It said it had been alleged that the ruling party had captured the institution of traditional leadership in the country, adding that the allegations have arisen on the back of reports of traditional leaders committing and facilitating the perpetration of politically-motivated violence and other electoral malpractices aimed at furthering the interests of Zanu PF.

“Mounting reports of traditional leaders being actively involved in vote-buying, coercion and manipulation of the electorate through the partisan distribution of food aid and other malfeasances have cast aspersions on the institution of traditional leadership in Zimbabwe,” the rights organisation said.

“Local ownership of the institution of traditional leadership has been severely eroded, resulting in citizens and civil society organisations virtually surrendering traditional leaders over to the ruling party, normalising the institution’s function as an appendage of Zanu PF.”

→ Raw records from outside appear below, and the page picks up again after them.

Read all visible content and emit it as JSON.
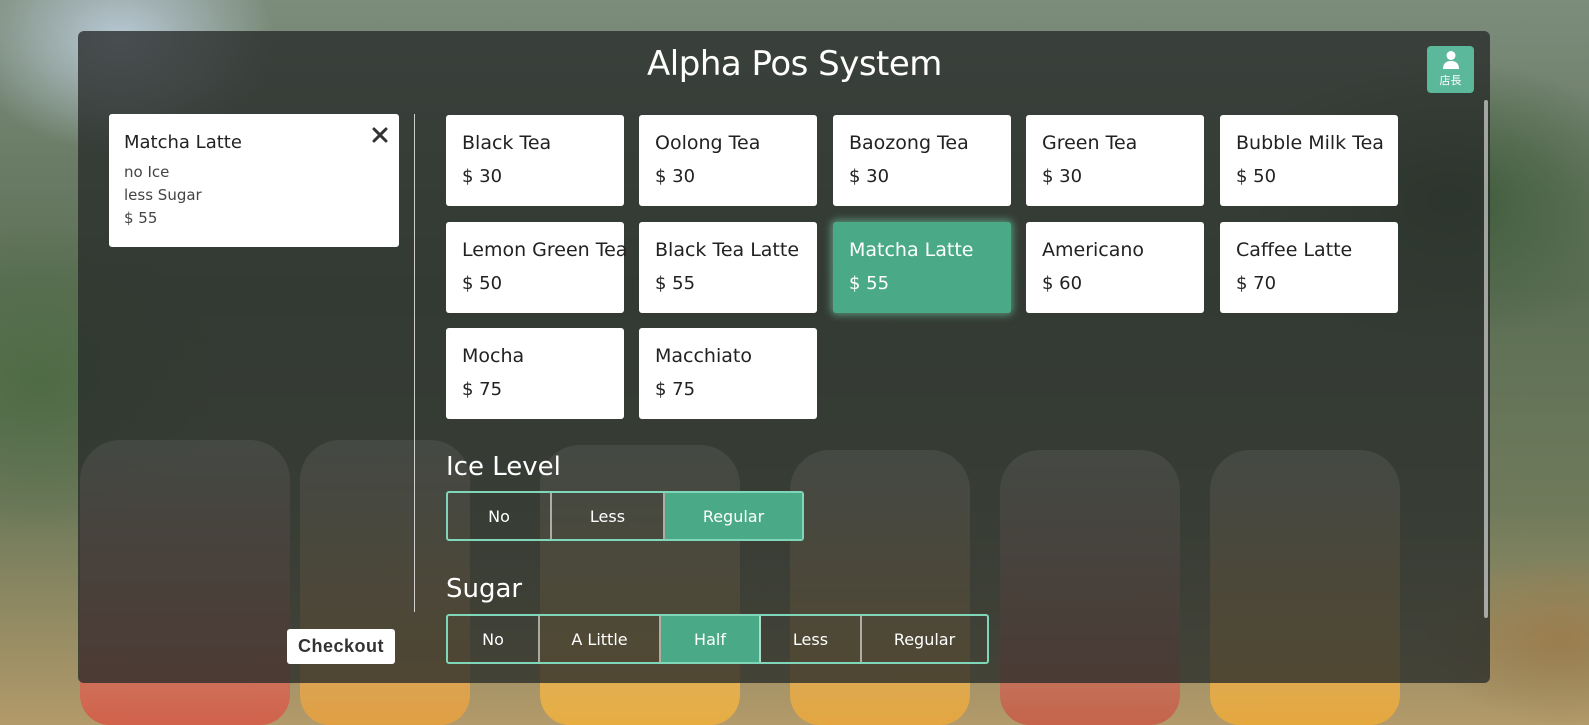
{
  "app": {
    "title": "Alpha Pos System",
    "manager_label": "店長"
  },
  "cart": {
    "items": [
      {
        "name": "Matcha Latte",
        "ice": "no Ice",
        "sugar": "less Sugar",
        "price": "$ 55"
      }
    ],
    "checkout_label": "Checkout"
  },
  "menu": {
    "items": [
      {
        "name": "Black Tea",
        "price": "$ 30",
        "selected": false
      },
      {
        "name": "Oolong Tea",
        "price": "$ 30",
        "selected": false
      },
      {
        "name": "Baozong Tea",
        "price": "$ 30",
        "selected": false
      },
      {
        "name": "Green Tea",
        "price": "$ 30",
        "selected": false
      },
      {
        "name": "Bubble Milk Tea",
        "price": "$ 50",
        "selected": false
      },
      {
        "name": "Lemon Green Tea",
        "price": "$ 50",
        "selected": false
      },
      {
        "name": "Black Tea Latte",
        "price": "$ 55",
        "selected": false
      },
      {
        "name": "Matcha Latte",
        "price": "$ 55",
        "selected": true
      },
      {
        "name": "Americano",
        "price": "$ 60",
        "selected": false
      },
      {
        "name": "Caffee Latte",
        "price": "$ 70",
        "selected": false
      },
      {
        "name": "Mocha",
        "price": "$ 75",
        "selected": false
      },
      {
        "name": "Macchiato",
        "price": "$ 75",
        "selected": false
      }
    ]
  },
  "ice_level": {
    "label": "Ice Level",
    "options": [
      "No",
      "Less",
      "Regular"
    ],
    "selected": "Regular"
  },
  "sugar": {
    "label": "Sugar",
    "options": [
      "No",
      "A Little",
      "Half",
      "Less",
      "Regular"
    ],
    "selected": "Half"
  },
  "colors": {
    "accent": "#4aaa87",
    "accent_border": "#7fd6b8",
    "panel": "#282c2a"
  }
}
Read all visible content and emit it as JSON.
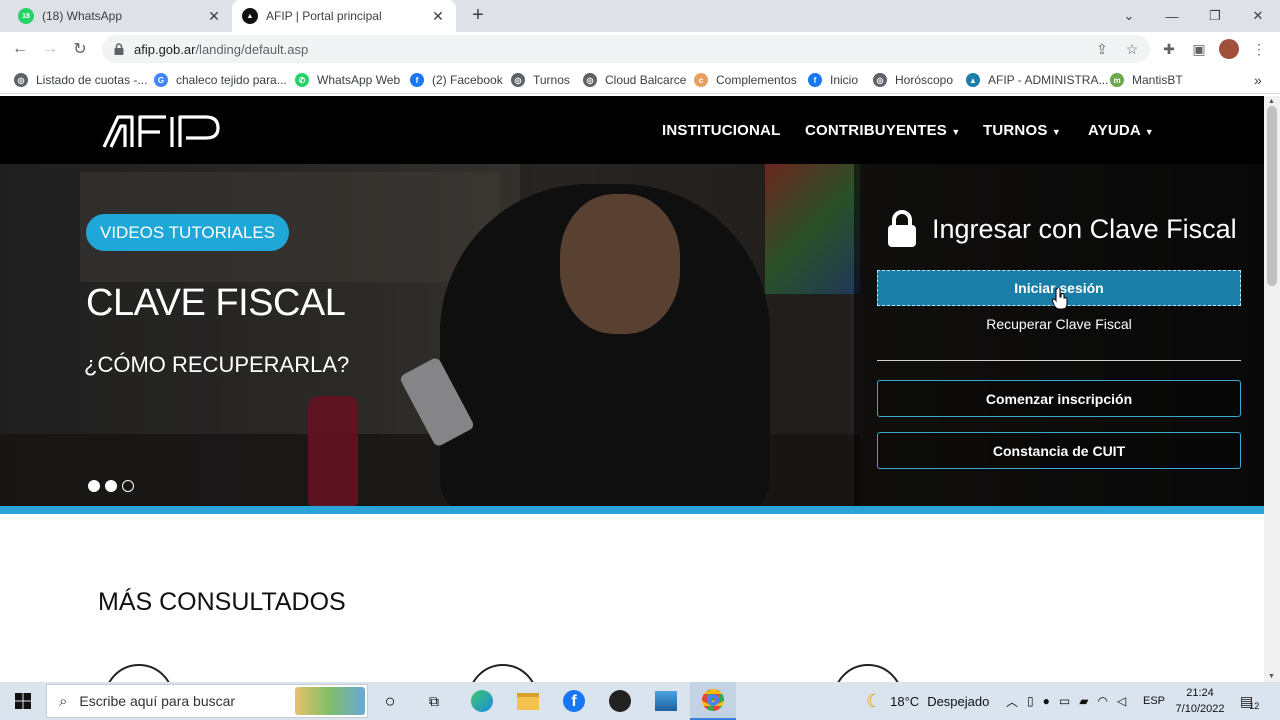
{
  "browser": {
    "tabs": [
      {
        "title": "(18) WhatsApp",
        "badge": "18",
        "active": false
      },
      {
        "title": "AFIP | Portal principal",
        "active": true
      }
    ],
    "url_host": "afip.gob.ar",
    "url_path": "/landing/default.asp",
    "bookmarks": [
      {
        "label": "Listado de cuotas -...",
        "icon": "globe-icon",
        "color": "#5f6368"
      },
      {
        "label": "chaleco tejido para...",
        "icon": "google-icon",
        "color": "#4285f4"
      },
      {
        "label": "WhatsApp Web",
        "icon": "whatsapp-icon",
        "color": "#25d366"
      },
      {
        "label": "(2) Facebook",
        "icon": "facebook-icon",
        "color": "#1877f2"
      },
      {
        "label": "Turnos",
        "icon": "globe-icon",
        "color": "#5f6368"
      },
      {
        "label": "Cloud Balcarce",
        "icon": "globe-icon",
        "color": "#5f6368"
      },
      {
        "label": "Complementos",
        "icon": "complementos-icon",
        "color": "#e8a060"
      },
      {
        "label": "Inicio",
        "icon": "facebook-icon",
        "color": "#1877f2"
      },
      {
        "label": "Horóscopo",
        "icon": "globe-icon",
        "color": "#5f6368"
      },
      {
        "label": "AFIP - ADMINISTRA...",
        "icon": "afip-icon",
        "color": "#1a7ea8"
      },
      {
        "label": "MantisBT",
        "icon": "mantis-icon",
        "color": "#6aa84f"
      }
    ]
  },
  "site": {
    "nav": [
      "INSTITUCIONAL",
      "CONTRIBUYENTES",
      "TURNOS",
      "AYUDA"
    ],
    "nav_dropdown": [
      false,
      true,
      true,
      true
    ],
    "hero": {
      "pill": "VIDEOS TUTORIALES",
      "title": "CLAVE FISCAL",
      "subtitle": "¿CÓMO RECUPERARLA?",
      "slide_count": 3,
      "active_slide": 2
    },
    "login": {
      "title": "Ingresar con Clave Fiscal",
      "login_button": "Iniciar sesión",
      "recover_link": "Recuperar Clave Fiscal",
      "signup_button": "Comenzar inscripción",
      "cuit_button": "Constancia de CUIT"
    },
    "section_title": "MÁS CONSULTADOS"
  },
  "taskbar": {
    "search_placeholder": "Escribe aquí para buscar",
    "weather_temp": "18°C",
    "weather_desc": "Despejado",
    "language": "ESP",
    "time": "21:24",
    "date": "7/10/2022",
    "notification_count": "12"
  },
  "colors": {
    "afip_blue": "#1fa7d8",
    "login_button": "#1a7ea8",
    "header_bg": "#000000"
  }
}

ZimRights national projects manager Leo Chamahwinya said there was urgent need to uphold citizens rights in the country and return the function of the traditional leaders to the incumbent.

“The problem of traditional leaders being co-opted into partisan politics is not only due to policy deficiencies, but also because of the normalisation of the affinity of traditional leaders to Zanu PF,” he said.

“By conflating national interests with political party interests, patriotism with loyalty to Zanu PF, the National Council of Chiefs and Provincial Assemblies of Chiefs, bodies meant to represent the interests of traditional leaders, have instead enforced compliance of traditional leaders with the dictates of the ruling party.”

Added Chamahwinya: “All political parties must respect the integrity of the institution of traditional leadership as required by the Constitution and desist from co-opting traditional leaders to their ranks.

Traditional leaders should recognise that their institution is under siege. Their continued existence and relevance is at stake. They should individually and as a collective work towards preserving their political neutrality, which is a quintessential aspect of the integrity of their institution.”

Efforts to get a comment from the Chiefs Council of Zimbabwe president Mtshane Khumalo were fruitless because his mobile number was not reachable.

He, however, told NewsDay recently that the chief’s council has not received any reports of traditional leaders who intimidated people during the August 23 and 24 harmonised elections.

Related Topics